**AIM OF THE TASK**
The output should be every line below that includes the word "number".

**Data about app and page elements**
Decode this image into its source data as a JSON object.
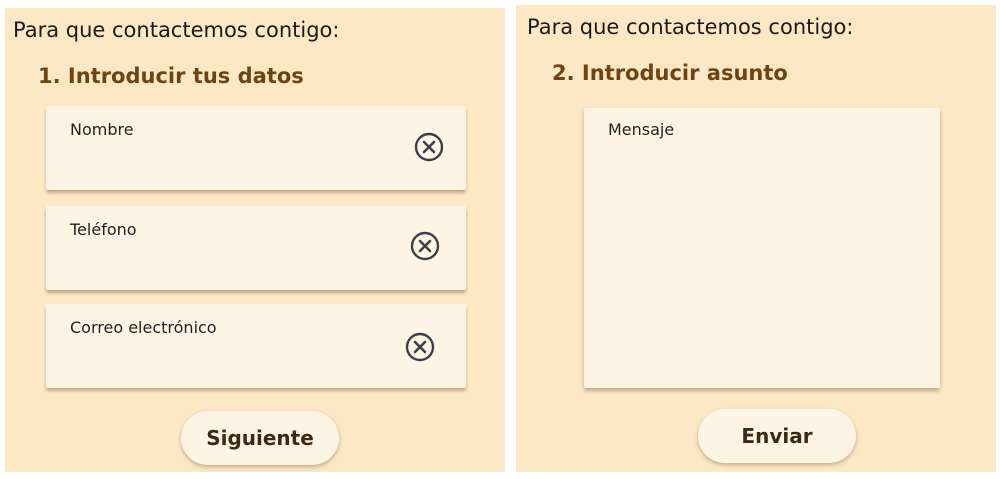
{
  "left_panel": {
    "intro": "Para que contactemos contigo:",
    "step_title": "1. Introducir tus datos",
    "fields": [
      {
        "label": "Nombre"
      },
      {
        "label": "Teléfono"
      },
      {
        "label": "Correo electrónico"
      }
    ],
    "clear_icon": "circle-x-icon",
    "next_label": "Siguiente"
  },
  "right_panel": {
    "intro": "Para que contactemos contigo:",
    "step_title": "2. Introducir asunto",
    "message_label": "Mensaje",
    "send_label": "Enviar"
  },
  "colors": {
    "panel_bg": "#fde8c5",
    "field_bg": "#fef4e3",
    "title_brown": "#6e4412",
    "icon_gray": "#3c3f4a"
  }
}
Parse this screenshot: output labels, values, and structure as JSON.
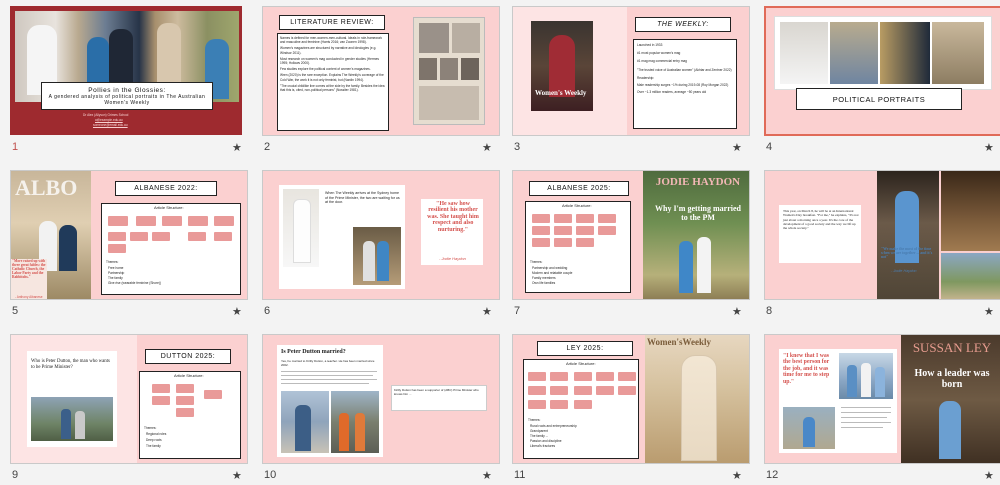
{
  "slides": [
    {
      "number": "1",
      "title": "Pollies in the Glossies:",
      "subtitle": "A gendered analysis of political portraits in The Australian Women's Weekly",
      "email1": "Dr Alex (Allyson) Grimes School",
      "email2": "a@example.edu.au",
      "email3": "someone@email.edu.au"
    },
    {
      "number": "2",
      "heading": "LITERATURE REVIEW:",
      "para1": "Names is defined for men-women-men-cultural. Ideals in role-framework and masculine and feminine (Harris 2016; van Zoonen 1998).",
      "para2": "Women's magazines are structured by narrative and ideologies (e.g. Windsor 2011).",
      "para3": "Most research on women's mag conducted in gender studies (Hermes 1995; Hollows 2000).",
      "para4": "Few studies explore the political content of women's magazines.",
      "para5": "Wren (2020) is the rare exception. Explains The Weekly's coverage of the Cold War, the work it is not only feminist, but (Nardin 1994).",
      "para6": "\"The crucial childlike line comes at the side by the family. Besides the idea that this is, cited, non-political persons\" (Nossiter 1981)."
    },
    {
      "number": "3",
      "heading": "THE WEEKLY:",
      "items": [
        "Launched in 1933",
        "#1 most popular women's mag",
        "#1 mag mag commercial entry mag",
        "\"The trusted voice of Australian women\" (Akhtar and Zentner 2022)",
        "Readership:",
        "Male readership surges ~1% during 2019-08 (Roy Morgan 2022)",
        "Over ~1.3 million readers, average ~50 years old"
      ],
      "cover": "Women's Weekly"
    },
    {
      "number": "4",
      "heading": "POLITICAL PORTRAITS"
    },
    {
      "number": "5",
      "heading": "ALBANESE 2022:",
      "cover_title": "ALBO",
      "structure": "Article Structure:",
      "themes_title": "Themes:",
      "themes": [
        "Free home",
        "Partnership",
        "The family",
        "Give rise (wearable feminine (Shore))"
      ],
      "quote": "\"More raised up with three great fables: the Catholic Church, the Labor Party and the Rabbitohs.\"",
      "quote_by": "- Anthony Albanese"
    },
    {
      "number": "6",
      "text": "When The Weekly arrives at the Sydney home of the Prime Minister, the two are waiting for us at the door.",
      "quote": "\"He saw how resilient his mother was. She taught him respect and also nurturing.\"",
      "quote_by": "- Jodie Haydon"
    },
    {
      "number": "7",
      "heading": "ALBANESE 2025:",
      "structure": "Article Structure:",
      "themes_title": "Themes:",
      "themes": [
        "Partnership and wedding",
        "Modern and relatable couple",
        "Family members",
        "Own life families"
      ],
      "cover_name": "JODIE HAYDON",
      "cover_quote": "Why I'm getting married to the PM"
    },
    {
      "number": "8",
      "text": "This year, on March 8, he will be at an International Women's Day breakfast. \"For me,\" he explains, \"It's not just about a morning once a year. It's the core of the development of a good society and the way we lift up the whole society.\"",
      "quote": "\"We make the most of the time when we are together ... and it's not\"",
      "quote_by": "- Jodie Haydon"
    },
    {
      "number": "9",
      "heading": "DUTTON 2025:",
      "article_title": "Who is Peter Dutton, the man who wants to be Prime Minister?",
      "structure": "Article Structure:",
      "themes_title": "Themes:",
      "themes": [
        "Regional roles",
        "Deep roots",
        "The family"
      ]
    },
    {
      "number": "10",
      "article_title": "Is Peter Dutton married?",
      "body": "Yes, he married to Kirilly Dutton, a teacher. He has been married since 2002.",
      "side_text": "Kirilly Dutton has been a supporter of (ABC) Prime Minister who knows him ..."
    },
    {
      "number": "11",
      "heading": "LEY 2025:",
      "structure": "Article Structure:",
      "themes_title": "Themes:",
      "themes": [
        "Rural roots and entrepreneurship",
        "Grandparent",
        "The family ...",
        "Passion and discipline",
        "Liberal's fractures"
      ],
      "cover": "Women'sWeekly"
    },
    {
      "number": "12",
      "quote": "\"I knew that I was the best person for the job, and it was time for me to step up.\"",
      "cover_name": "SUSSAN LEY",
      "cover_quote": "How a leader was born"
    }
  ],
  "star_glyph": "★",
  "colors": {
    "slide_bg": "#fbd0d0",
    "chip": "#e99a99",
    "selected_border": "#9e2a2f",
    "quote": "#d4504c"
  }
}
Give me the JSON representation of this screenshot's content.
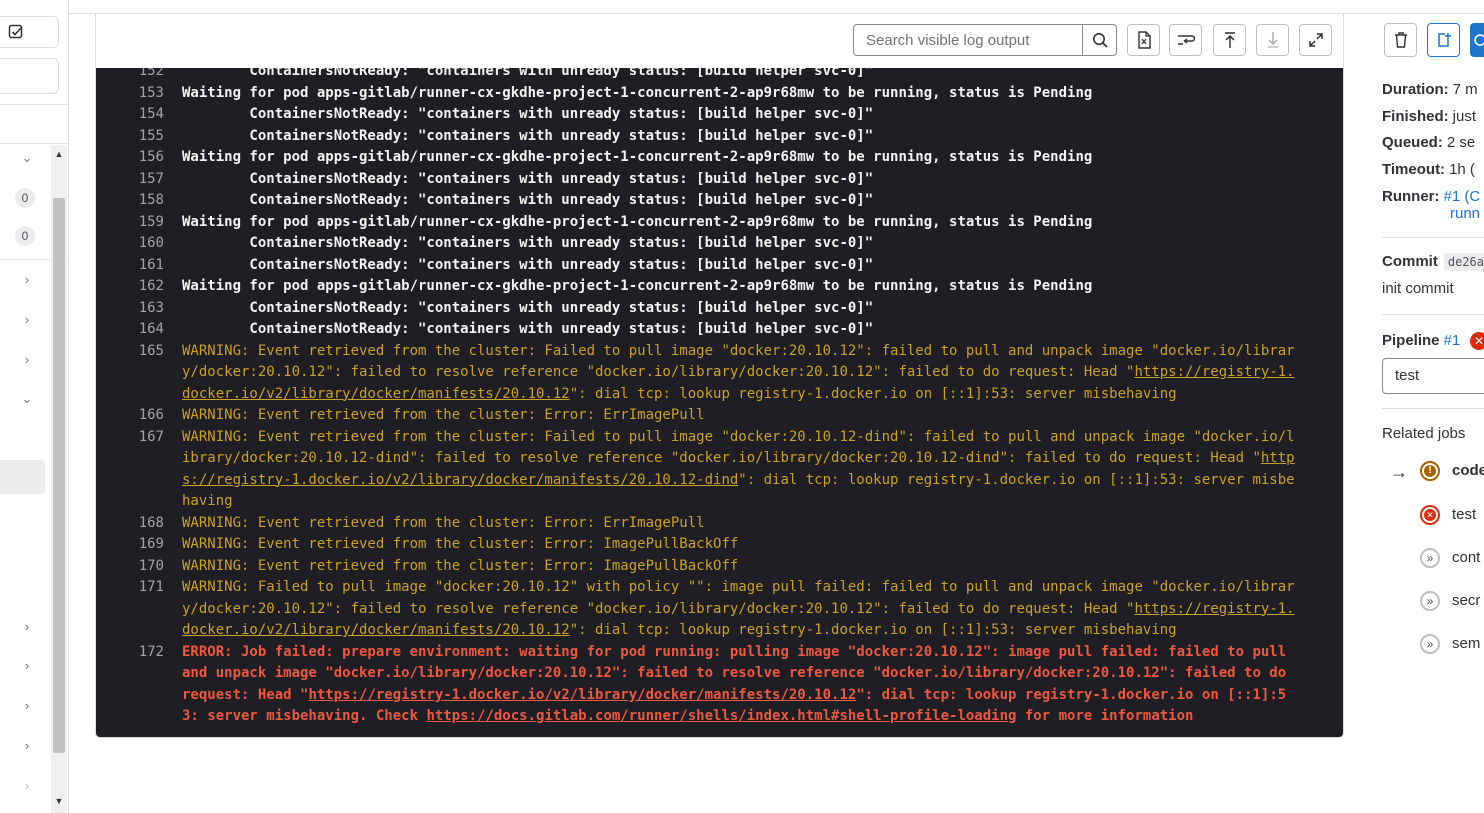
{
  "sidebar": {
    "badges": [
      "0",
      "0"
    ]
  },
  "toolbar": {
    "search_placeholder": "Search visible log output"
  },
  "log": {
    "lines": [
      {
        "n": "152",
        "kind": "norm",
        "segments": [
          {
            "t": "        ContainersNotReady: \"containers with unready status: [build helper svc-0]\""
          }
        ]
      },
      {
        "n": "153",
        "kind": "norm",
        "segments": [
          {
            "t": "Waiting for pod apps-gitlab/runner-cx-gkdhe-project-1-concurrent-2-ap9r68mw to be running, status is Pending"
          }
        ]
      },
      {
        "n": "154",
        "kind": "norm",
        "segments": [
          {
            "t": "        ContainersNotReady: \"containers with unready status: [build helper svc-0]\""
          }
        ]
      },
      {
        "n": "155",
        "kind": "norm",
        "segments": [
          {
            "t": "        ContainersNotReady: \"containers with unready status: [build helper svc-0]\""
          }
        ]
      },
      {
        "n": "156",
        "kind": "norm",
        "segments": [
          {
            "t": "Waiting for pod apps-gitlab/runner-cx-gkdhe-project-1-concurrent-2-ap9r68mw to be running, status is Pending"
          }
        ]
      },
      {
        "n": "157",
        "kind": "norm",
        "segments": [
          {
            "t": "        ContainersNotReady: \"containers with unready status: [build helper svc-0]\""
          }
        ]
      },
      {
        "n": "158",
        "kind": "norm",
        "segments": [
          {
            "t": "        ContainersNotReady: \"containers with unready status: [build helper svc-0]\""
          }
        ]
      },
      {
        "n": "159",
        "kind": "norm",
        "segments": [
          {
            "t": "Waiting for pod apps-gitlab/runner-cx-gkdhe-project-1-concurrent-2-ap9r68mw to be running, status is Pending"
          }
        ]
      },
      {
        "n": "160",
        "kind": "norm",
        "segments": [
          {
            "t": "        ContainersNotReady: \"containers with unready status: [build helper svc-0]\""
          }
        ]
      },
      {
        "n": "161",
        "kind": "norm",
        "segments": [
          {
            "t": "        ContainersNotReady: \"containers with unready status: [build helper svc-0]\""
          }
        ]
      },
      {
        "n": "162",
        "kind": "norm",
        "segments": [
          {
            "t": "Waiting for pod apps-gitlab/runner-cx-gkdhe-project-1-concurrent-2-ap9r68mw to be running, status is Pending"
          }
        ]
      },
      {
        "n": "163",
        "kind": "norm",
        "segments": [
          {
            "t": "        ContainersNotReady: \"containers with unready status: [build helper svc-0]\""
          }
        ]
      },
      {
        "n": "164",
        "kind": "norm",
        "segments": [
          {
            "t": "        ContainersNotReady: \"containers with unready status: [build helper svc-0]\""
          }
        ]
      },
      {
        "n": "165",
        "kind": "warn",
        "rows": 3,
        "segments": [
          {
            "t": "WARNING: Event retrieved from the cluster: Failed to pull image \"docker:20.10.12\": failed to pull and unpack image \"docker.io/librar\ny/docker:20.10.12\": failed to resolve reference \"docker.io/library/docker:20.10.12\": failed to do request: Head \""
          },
          {
            "t": "https://registry-1.\ndocker.io/v2/library/docker/manifests/20.10.12",
            "link": true
          },
          {
            "t": "\": dial tcp: lookup registry-1.docker.io on [::1]:53: server misbehaving"
          }
        ]
      },
      {
        "n": "166",
        "kind": "warn",
        "segments": [
          {
            "t": "WARNING: Event retrieved from the cluster: Error: ErrImagePull"
          }
        ]
      },
      {
        "n": "167",
        "kind": "warn",
        "rows": 4,
        "segments": [
          {
            "t": "WARNING: Event retrieved from the cluster: Failed to pull image \"docker:20.10.12-dind\": failed to pull and unpack image \"docker.io/l\nibrary/docker:20.10.12-dind\": failed to resolve reference \"docker.io/library/docker:20.10.12-dind\": failed to do request: Head \""
          },
          {
            "t": "http\ns://registry-1.docker.io/v2/library/docker/manifests/20.10.12-dind",
            "link": true
          },
          {
            "t": "\": dial tcp: lookup registry-1.docker.io on [::1]:53: server misbe\nhaving"
          }
        ]
      },
      {
        "n": "168",
        "kind": "warn",
        "segments": [
          {
            "t": "WARNING: Event retrieved from the cluster: Error: ErrImagePull"
          }
        ]
      },
      {
        "n": "169",
        "kind": "warn",
        "segments": [
          {
            "t": "WARNING: Event retrieved from the cluster: Error: ImagePullBackOff"
          }
        ]
      },
      {
        "n": "170",
        "kind": "warn",
        "segments": [
          {
            "t": "WARNING: Event retrieved from the cluster: Error: ImagePullBackOff"
          }
        ]
      },
      {
        "n": "171",
        "kind": "warn",
        "rows": 3,
        "segments": [
          {
            "t": "WARNING: Failed to pull image \"docker:20.10.12\" with policy \"\": image pull failed: failed to pull and unpack image \"docker.io/librar\ny/docker:20.10.12\": failed to resolve reference \"docker.io/library/docker:20.10.12\": failed to do request: Head \""
          },
          {
            "t": "https://registry-1.\ndocker.io/v2/library/docker/manifests/20.10.12",
            "link": true
          },
          {
            "t": "\": dial tcp: lookup registry-1.docker.io on [::1]:53: server misbehaving"
          }
        ]
      },
      {
        "n": "172",
        "kind": "err",
        "rows": 4,
        "segments": [
          {
            "t": "ERROR: Job failed: prepare environment: waiting for pod running: pulling image \"docker:20.10.12\": image pull failed: failed to pull\nand unpack image \"docker.io/library/docker:20.10.12\": failed to resolve reference \"docker.io/library/docker:20.10.12\": failed to do\nrequest: Head \""
          },
          {
            "t": "https://registry-1.docker.io/v2/library/docker/manifests/20.10.12",
            "link": true
          },
          {
            "t": "\": dial tcp: lookup registry-1.docker.io on [::1]:5\n3: server misbehaving. Check "
          },
          {
            "t": "https://docs.gitlab.com/runner/shells/index.html#shell-profile-loading",
            "link": true
          },
          {
            "t": " for more information"
          }
        ]
      }
    ]
  },
  "details": {
    "duration_label": "Duration:",
    "duration_value": "7 m",
    "finished_label": "Finished:",
    "finished_value": "just",
    "queued_label": "Queued:",
    "queued_value": "2 se",
    "timeout_label": "Timeout:",
    "timeout_value": "1h (",
    "runner_label": "Runner:",
    "runner_value": "#1 (C",
    "runner_value2": "runn",
    "commit_label": "Commit",
    "commit_sha": "de26a",
    "commit_title": "init commit",
    "pipeline_label": "Pipeline",
    "pipeline_link": "#1",
    "stage_select": "test",
    "related_jobs_label": "Related jobs",
    "jobs": [
      {
        "name": "code",
        "status": "warning",
        "current": true
      },
      {
        "name": "test",
        "status": "failed",
        "current": false
      },
      {
        "name": "cont",
        "status": "skipped",
        "current": false
      },
      {
        "name": "secr",
        "status": "skipped",
        "current": false
      },
      {
        "name": "sem",
        "status": "skipped",
        "current": false
      }
    ]
  },
  "colors": {
    "log_bg": "#1f1e24",
    "warning_text": "#c9a227",
    "error_text": "#ec5941",
    "link_blue": "#1f75cb",
    "failed_red": "#dd2b0e",
    "warning_orange": "#ab6100"
  }
}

**REPLY TO THE TASK**
      "number": "1",
      "number": "2",
      "number": "3",
      "number": "4",
      "number": "5",
      "number": "6",
      "number": "7",
      "number": "8",
      "number": "9",
      "number": "10",
      "number": "11",
      "number": "12",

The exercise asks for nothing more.